Phase V: Training day

You have all of your information, teams, user manuals and agenda, now it is day one of training. Congratulations, you feel like you have cooked the entire day, a Thanksgiving dinner that will be gobbled up in 15 minutes!
There are many methods of training. Some do remote training where everyone gathers around a projector and the instructor demonstrates something on screen. Some have the instructor on-premise with a projector, doing a demo on screen in front of an audience. Another option, when available, is to send staff offsite for training.

A recommendation, whatever type of training method you plan, it would be best to plan to have everyone in training have a computer with access to a test environment, preferably with your own data in the test environment. The instructor should not be the one touching the computer during training or demonstration but rather have a different driver within each group, who will be performing the actions hands-on. The reasoning for this approach, is that every study of educational processes shows that unless the student actually performs the task that they are learning, the information will likely not stick. Although lectures and demos provide for a good nap, it will not accomplish the goals at hand.

Setting up a training environment that mimics the current system, (with current data) will provide the student with a familiar environment and will allow the student to focus more on what is being taught instead of what data they are looking at.  Example, during a training session, one student had more questions about the information on Jane Doe’s record (generic data) and couldn’t understand the calculations but when presenting the same information using their own data, they understood the calculations mostly because they knew the history of the person and what had been entered. Another side effect of using your own data during training, you may be able to determine if the issues the users are having is really a training issue or if it is really a setup or system issue instead.

Finally, students tend to be more interactive with familiar records during training sessions. They are better able to show an example of an issue or training need with data that they have had questions on.

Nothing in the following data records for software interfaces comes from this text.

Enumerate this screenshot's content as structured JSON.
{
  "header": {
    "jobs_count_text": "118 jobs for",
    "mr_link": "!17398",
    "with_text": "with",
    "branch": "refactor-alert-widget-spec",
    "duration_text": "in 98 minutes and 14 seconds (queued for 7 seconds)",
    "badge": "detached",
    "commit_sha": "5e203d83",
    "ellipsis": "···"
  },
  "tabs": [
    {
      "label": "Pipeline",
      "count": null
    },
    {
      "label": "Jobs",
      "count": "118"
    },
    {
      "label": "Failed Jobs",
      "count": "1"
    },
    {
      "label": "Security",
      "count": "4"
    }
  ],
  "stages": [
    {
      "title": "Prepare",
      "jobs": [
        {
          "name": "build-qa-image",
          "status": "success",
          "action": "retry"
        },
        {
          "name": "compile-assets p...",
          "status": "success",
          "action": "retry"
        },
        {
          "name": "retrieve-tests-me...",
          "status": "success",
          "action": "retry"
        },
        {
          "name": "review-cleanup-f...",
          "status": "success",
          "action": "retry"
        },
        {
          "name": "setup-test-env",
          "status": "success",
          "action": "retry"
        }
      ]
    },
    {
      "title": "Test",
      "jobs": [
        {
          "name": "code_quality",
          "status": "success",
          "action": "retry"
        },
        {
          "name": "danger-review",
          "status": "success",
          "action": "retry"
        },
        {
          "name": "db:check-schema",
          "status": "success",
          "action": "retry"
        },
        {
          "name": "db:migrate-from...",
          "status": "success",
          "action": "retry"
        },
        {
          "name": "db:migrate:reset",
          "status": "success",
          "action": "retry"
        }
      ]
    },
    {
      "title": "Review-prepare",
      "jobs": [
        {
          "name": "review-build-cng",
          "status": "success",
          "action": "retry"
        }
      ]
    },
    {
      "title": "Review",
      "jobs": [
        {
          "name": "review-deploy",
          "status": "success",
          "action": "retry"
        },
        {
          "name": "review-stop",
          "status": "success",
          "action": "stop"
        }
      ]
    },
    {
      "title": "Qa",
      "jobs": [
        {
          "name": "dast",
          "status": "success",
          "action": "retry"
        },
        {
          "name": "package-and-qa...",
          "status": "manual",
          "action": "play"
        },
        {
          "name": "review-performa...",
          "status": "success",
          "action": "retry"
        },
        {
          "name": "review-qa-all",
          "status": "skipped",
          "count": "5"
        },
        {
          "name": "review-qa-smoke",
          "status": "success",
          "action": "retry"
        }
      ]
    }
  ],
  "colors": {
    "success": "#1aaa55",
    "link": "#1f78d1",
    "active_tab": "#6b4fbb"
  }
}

Editor’s Note:
Don’t forget to make use of schedule vendor training opportunities. PDS is hosting its User Group Association conference this year in May. In addition to educational presentations on all aspects of the system, PDS will also be providing many hours of hands-on, instructor-assisted training.

Phase VI: Training has been completed

Training is over and all POIs and issues have been addressed, and each of your training needs have been met. What do you mean we aren’t done yet? Everyone has gone home!

As the instructor, your job may be done. Other than a customer satisfaction survey or follow-up email, there isn’t much more you can do to ensure that training was actually a benefit and have met all of the goals. But as the training coordinator, you will need to do a follow-up with the staff to confirm that they are putting into actual practice, the things that they have learned. You may even need to perform an “Implementation into your production environment”, or “Mandatory Process Change” type of initiative, where process changes identified during training or uncovered during the discovery process are translated into action. It is a true fact that the more time that passes between training and actually performing the learned tasks, the more chance the student will forget what was taught!

Closing notes

In general these strategies work well for most training scenarios. When training, there are so many different scenarios to consider. The main points are to identify the training needs, listing specific goals, points of interest, and try to address any known issues. Making sure students have direct and immediate access to a training environment before, during, and after training. And above all, encourage networking and communication about what has been learned.

Editor’s Note:
Consider looking into the Vista course management functionality to handle your training needs.

Best of luck to you in your educational initiatives.

Tonia Williams
CIO, IT Director
Housing Authority of the Cherokee Nation 

Tonia.Williams@hacn.org